When I heard Swing Lo Magellan for the first time, I was a little surprised that it seemed to have a lot of continuity with what you were doing on Bitte Orca. Was there a temptation to react against that record?
Well, I don’t know, I think it is sort of a bounce against it. It’s not really about surfaces and fabrics, and the intimation of large ideas and a large space. It’s very personal.
Were you surprised at all by how successful Bitte Orca became? It certainly introduced you to a larger audience.
Prior to that, the band’s trajectory was a very gradual growth, and Bitte was very sharp in terms of the jump. But I don’t know, we’d been touring pretty much nonstop. You don’t really notice those things when you’re in the middle of them. When I started doing this like, yeah, 10 years ago, it was a strange idea to take a kind of compositional scope or something and apply it to a Todd P universe. It was a weird idea.
I think bands like Grizzly Bear and St. Vincent are in a similar zone, and are very careful, nuanced musicians. Do you feel more of a sense of community now, than when you started?
I don’t know. I get the sense…I don’t know.
Are there people that you think of as being peers? The way you put it before, it sounded like you felt like a bit of a misfit. Do you feel that way at all now?
Yeah. I do. I don’t know…I do.
From what I’ve read, “Gun Has No Trigger” is apparently your favorite song that you’ve written. Is that true?

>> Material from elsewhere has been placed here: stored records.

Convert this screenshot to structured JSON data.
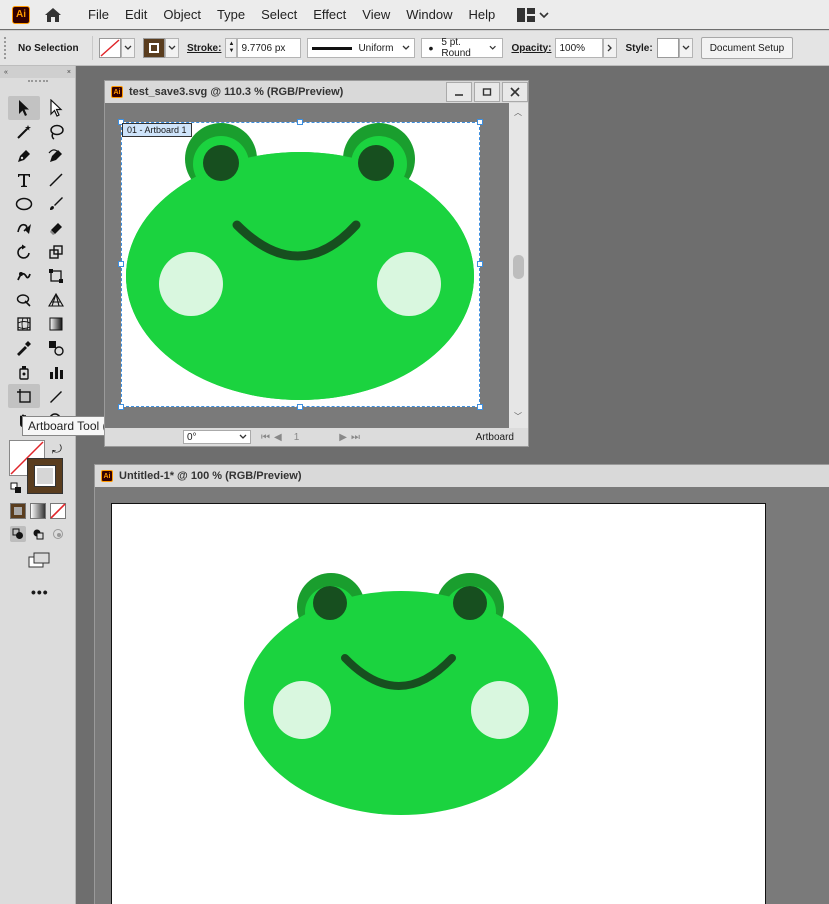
{
  "app": {
    "logo_text": "Ai"
  },
  "menu": [
    "File",
    "Edit",
    "Object",
    "Type",
    "Select",
    "Effect",
    "View",
    "Window",
    "Help"
  ],
  "control_bar": {
    "selection": "No Selection",
    "stroke_label": "Stroke:",
    "stroke_value": "9.7706 px",
    "profile": "Uniform",
    "brush": "5 pt. Round",
    "opacity_label": "Opacity:",
    "opacity_value": "100%",
    "style_label": "Style:",
    "doc_setup": "Document Setup"
  },
  "tooltip": "Artboard Tool (Shift+O)",
  "doc1": {
    "title": "test_save3.svg @ 110.3 % (RGB/Preview)",
    "artboard_label": "01 - Artboard 1",
    "rotation": "0°",
    "page": "1",
    "status": "Artboard"
  },
  "doc2": {
    "title": "Untitled-1* @ 100 % (RGB/Preview)"
  },
  "colors": {
    "frog_green": "#1bd33f",
    "eye_ring": "#1a9e2e",
    "pupil": "#174f1f",
    "cheek": "#d9f7df",
    "smile": "#174f1f",
    "selection_blue": "#3d8fe0"
  }
}
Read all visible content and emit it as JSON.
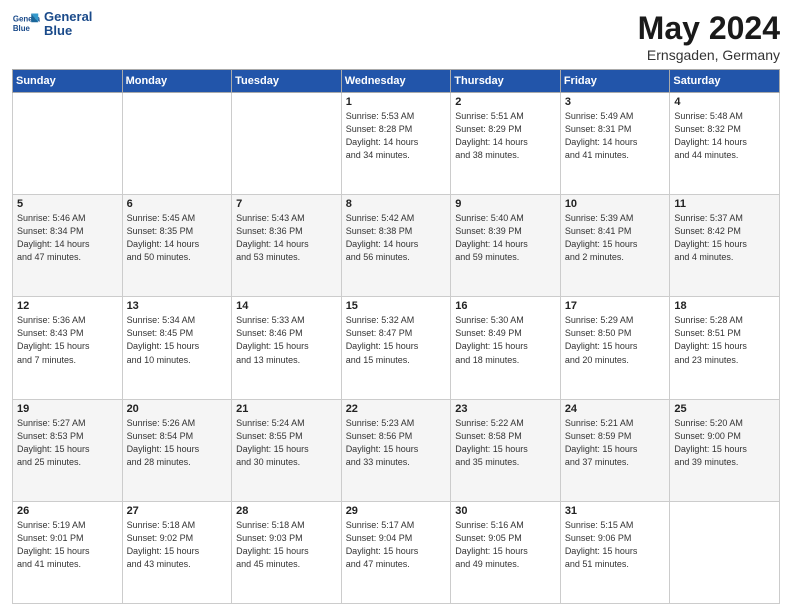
{
  "header": {
    "logo_line1": "General",
    "logo_line2": "Blue",
    "month": "May 2024",
    "location": "Ernsgaden, Germany"
  },
  "days_of_week": [
    "Sunday",
    "Monday",
    "Tuesday",
    "Wednesday",
    "Thursday",
    "Friday",
    "Saturday"
  ],
  "weeks": [
    [
      {
        "day": "",
        "detail": ""
      },
      {
        "day": "",
        "detail": ""
      },
      {
        "day": "",
        "detail": ""
      },
      {
        "day": "1",
        "detail": "Sunrise: 5:53 AM\nSunset: 8:28 PM\nDaylight: 14 hours\nand 34 minutes."
      },
      {
        "day": "2",
        "detail": "Sunrise: 5:51 AM\nSunset: 8:29 PM\nDaylight: 14 hours\nand 38 minutes."
      },
      {
        "day": "3",
        "detail": "Sunrise: 5:49 AM\nSunset: 8:31 PM\nDaylight: 14 hours\nand 41 minutes."
      },
      {
        "day": "4",
        "detail": "Sunrise: 5:48 AM\nSunset: 8:32 PM\nDaylight: 14 hours\nand 44 minutes."
      }
    ],
    [
      {
        "day": "5",
        "detail": "Sunrise: 5:46 AM\nSunset: 8:34 PM\nDaylight: 14 hours\nand 47 minutes."
      },
      {
        "day": "6",
        "detail": "Sunrise: 5:45 AM\nSunset: 8:35 PM\nDaylight: 14 hours\nand 50 minutes."
      },
      {
        "day": "7",
        "detail": "Sunrise: 5:43 AM\nSunset: 8:36 PM\nDaylight: 14 hours\nand 53 minutes."
      },
      {
        "day": "8",
        "detail": "Sunrise: 5:42 AM\nSunset: 8:38 PM\nDaylight: 14 hours\nand 56 minutes."
      },
      {
        "day": "9",
        "detail": "Sunrise: 5:40 AM\nSunset: 8:39 PM\nDaylight: 14 hours\nand 59 minutes."
      },
      {
        "day": "10",
        "detail": "Sunrise: 5:39 AM\nSunset: 8:41 PM\nDaylight: 15 hours\nand 2 minutes."
      },
      {
        "day": "11",
        "detail": "Sunrise: 5:37 AM\nSunset: 8:42 PM\nDaylight: 15 hours\nand 4 minutes."
      }
    ],
    [
      {
        "day": "12",
        "detail": "Sunrise: 5:36 AM\nSunset: 8:43 PM\nDaylight: 15 hours\nand 7 minutes."
      },
      {
        "day": "13",
        "detail": "Sunrise: 5:34 AM\nSunset: 8:45 PM\nDaylight: 15 hours\nand 10 minutes."
      },
      {
        "day": "14",
        "detail": "Sunrise: 5:33 AM\nSunset: 8:46 PM\nDaylight: 15 hours\nand 13 minutes."
      },
      {
        "day": "15",
        "detail": "Sunrise: 5:32 AM\nSunset: 8:47 PM\nDaylight: 15 hours\nand 15 minutes."
      },
      {
        "day": "16",
        "detail": "Sunrise: 5:30 AM\nSunset: 8:49 PM\nDaylight: 15 hours\nand 18 minutes."
      },
      {
        "day": "17",
        "detail": "Sunrise: 5:29 AM\nSunset: 8:50 PM\nDaylight: 15 hours\nand 20 minutes."
      },
      {
        "day": "18",
        "detail": "Sunrise: 5:28 AM\nSunset: 8:51 PM\nDaylight: 15 hours\nand 23 minutes."
      }
    ],
    [
      {
        "day": "19",
        "detail": "Sunrise: 5:27 AM\nSunset: 8:53 PM\nDaylight: 15 hours\nand 25 minutes."
      },
      {
        "day": "20",
        "detail": "Sunrise: 5:26 AM\nSunset: 8:54 PM\nDaylight: 15 hours\nand 28 minutes."
      },
      {
        "day": "21",
        "detail": "Sunrise: 5:24 AM\nSunset: 8:55 PM\nDaylight: 15 hours\nand 30 minutes."
      },
      {
        "day": "22",
        "detail": "Sunrise: 5:23 AM\nSunset: 8:56 PM\nDaylight: 15 hours\nand 33 minutes."
      },
      {
        "day": "23",
        "detail": "Sunrise: 5:22 AM\nSunset: 8:58 PM\nDaylight: 15 hours\nand 35 minutes."
      },
      {
        "day": "24",
        "detail": "Sunrise: 5:21 AM\nSunset: 8:59 PM\nDaylight: 15 hours\nand 37 minutes."
      },
      {
        "day": "25",
        "detail": "Sunrise: 5:20 AM\nSunset: 9:00 PM\nDaylight: 15 hours\nand 39 minutes."
      }
    ],
    [
      {
        "day": "26",
        "detail": "Sunrise: 5:19 AM\nSunset: 9:01 PM\nDaylight: 15 hours\nand 41 minutes."
      },
      {
        "day": "27",
        "detail": "Sunrise: 5:18 AM\nSunset: 9:02 PM\nDaylight: 15 hours\nand 43 minutes."
      },
      {
        "day": "28",
        "detail": "Sunrise: 5:18 AM\nSunset: 9:03 PM\nDaylight: 15 hours\nand 45 minutes."
      },
      {
        "day": "29",
        "detail": "Sunrise: 5:17 AM\nSunset: 9:04 PM\nDaylight: 15 hours\nand 47 minutes."
      },
      {
        "day": "30",
        "detail": "Sunrise: 5:16 AM\nSunset: 9:05 PM\nDaylight: 15 hours\nand 49 minutes."
      },
      {
        "day": "31",
        "detail": "Sunrise: 5:15 AM\nSunset: 9:06 PM\nDaylight: 15 hours\nand 51 minutes."
      },
      {
        "day": "",
        "detail": ""
      }
    ]
  ]
}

I don’t know what to say. I’m being a little standoffish, but my context is that Rolling Stone is a total bozo magazine at this point. I’m doing all this press stuff, and I do plenty of interviews with whatever, but then seeing the “Gun Has No Trigger” review, and it’s like – really? It’s some bozo desperately trying to anticipate what the actual cultural arbiters are going to say, and trying to posit that as the narrative that gets generated. But it’s just dumb. That person is just dumb.
Well, I am curious about “Gun Has No Trigger” and why you wanted to highlight it.
Well, it’s empty. The speakers are empty. The song is about this idea of a society that’s just devoted to making images of itself, and spends all day doing that. That’s what I do. I wondered what a real image of dissent would be, and whether that’s even a conceivable alternative or possibility. That’s what that song is to me.
Do you think anyone has really picked up on what you were trying to say?
The French did, I think. They were fucking on it. And the smart British people did. No one in the United States.